> [PROBLEM TO WORK ON]: Where does "list" appear in the data? Return each line that holds it.
** Opening DATASET block **
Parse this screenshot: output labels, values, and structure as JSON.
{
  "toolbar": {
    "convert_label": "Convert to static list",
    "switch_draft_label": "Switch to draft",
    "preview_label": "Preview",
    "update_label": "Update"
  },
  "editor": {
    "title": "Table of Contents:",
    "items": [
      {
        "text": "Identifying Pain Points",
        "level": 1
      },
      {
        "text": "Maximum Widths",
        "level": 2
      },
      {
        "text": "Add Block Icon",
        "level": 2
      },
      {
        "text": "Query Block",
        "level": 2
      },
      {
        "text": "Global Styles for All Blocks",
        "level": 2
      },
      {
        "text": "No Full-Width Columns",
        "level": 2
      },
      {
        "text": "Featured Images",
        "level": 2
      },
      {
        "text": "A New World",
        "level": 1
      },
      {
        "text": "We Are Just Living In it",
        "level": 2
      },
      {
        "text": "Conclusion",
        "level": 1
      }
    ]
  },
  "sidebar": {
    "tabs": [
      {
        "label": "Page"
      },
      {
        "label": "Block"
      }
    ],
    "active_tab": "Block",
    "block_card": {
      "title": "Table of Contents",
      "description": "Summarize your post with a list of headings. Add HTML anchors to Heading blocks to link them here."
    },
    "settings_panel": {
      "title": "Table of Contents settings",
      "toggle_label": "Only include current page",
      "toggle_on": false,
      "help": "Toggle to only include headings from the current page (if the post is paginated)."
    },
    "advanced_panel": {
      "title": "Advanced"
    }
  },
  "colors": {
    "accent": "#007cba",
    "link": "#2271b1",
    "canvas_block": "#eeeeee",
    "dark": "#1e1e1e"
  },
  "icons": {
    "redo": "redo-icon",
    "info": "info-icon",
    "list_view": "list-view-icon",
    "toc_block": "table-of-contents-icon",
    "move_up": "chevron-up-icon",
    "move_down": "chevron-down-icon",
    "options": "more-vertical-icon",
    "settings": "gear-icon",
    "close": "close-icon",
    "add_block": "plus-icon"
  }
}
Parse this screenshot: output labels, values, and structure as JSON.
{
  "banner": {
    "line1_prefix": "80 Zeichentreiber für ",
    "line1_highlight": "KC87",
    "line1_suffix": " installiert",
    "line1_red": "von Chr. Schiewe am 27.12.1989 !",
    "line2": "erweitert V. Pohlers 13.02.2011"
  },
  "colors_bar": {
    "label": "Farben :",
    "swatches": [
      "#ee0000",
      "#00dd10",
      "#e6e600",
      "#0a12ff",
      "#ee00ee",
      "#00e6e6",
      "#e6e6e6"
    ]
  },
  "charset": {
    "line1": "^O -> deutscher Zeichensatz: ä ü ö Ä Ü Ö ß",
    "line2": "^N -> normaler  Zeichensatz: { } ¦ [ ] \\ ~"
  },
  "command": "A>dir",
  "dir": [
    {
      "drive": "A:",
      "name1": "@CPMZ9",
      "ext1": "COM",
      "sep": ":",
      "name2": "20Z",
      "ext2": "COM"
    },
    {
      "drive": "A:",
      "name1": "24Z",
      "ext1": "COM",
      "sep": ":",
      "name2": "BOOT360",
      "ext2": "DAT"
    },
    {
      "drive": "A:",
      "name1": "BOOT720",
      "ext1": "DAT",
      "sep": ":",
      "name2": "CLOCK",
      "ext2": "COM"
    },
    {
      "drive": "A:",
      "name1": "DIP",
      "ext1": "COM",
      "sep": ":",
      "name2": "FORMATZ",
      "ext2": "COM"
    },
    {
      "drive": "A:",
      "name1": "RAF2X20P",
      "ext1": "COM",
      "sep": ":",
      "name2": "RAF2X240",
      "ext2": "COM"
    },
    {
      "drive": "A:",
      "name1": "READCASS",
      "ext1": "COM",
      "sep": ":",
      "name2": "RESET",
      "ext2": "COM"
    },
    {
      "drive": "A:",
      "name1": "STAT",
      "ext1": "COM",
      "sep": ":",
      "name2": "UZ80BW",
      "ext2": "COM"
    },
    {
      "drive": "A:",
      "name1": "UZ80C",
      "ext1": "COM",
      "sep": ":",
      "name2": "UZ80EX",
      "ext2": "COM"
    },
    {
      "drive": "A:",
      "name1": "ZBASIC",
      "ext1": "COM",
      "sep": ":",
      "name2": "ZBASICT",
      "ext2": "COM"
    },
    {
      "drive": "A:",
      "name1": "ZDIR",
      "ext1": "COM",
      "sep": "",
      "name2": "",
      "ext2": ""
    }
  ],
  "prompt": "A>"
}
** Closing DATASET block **
> [EXERCISE OUTPUT]:
    "convert_label": "Convert to static list",
      "description": "Summarize your post with a list of headings. Add HTML anchors to Heading blocks to link them here."
    "list_view": "list-view-icon",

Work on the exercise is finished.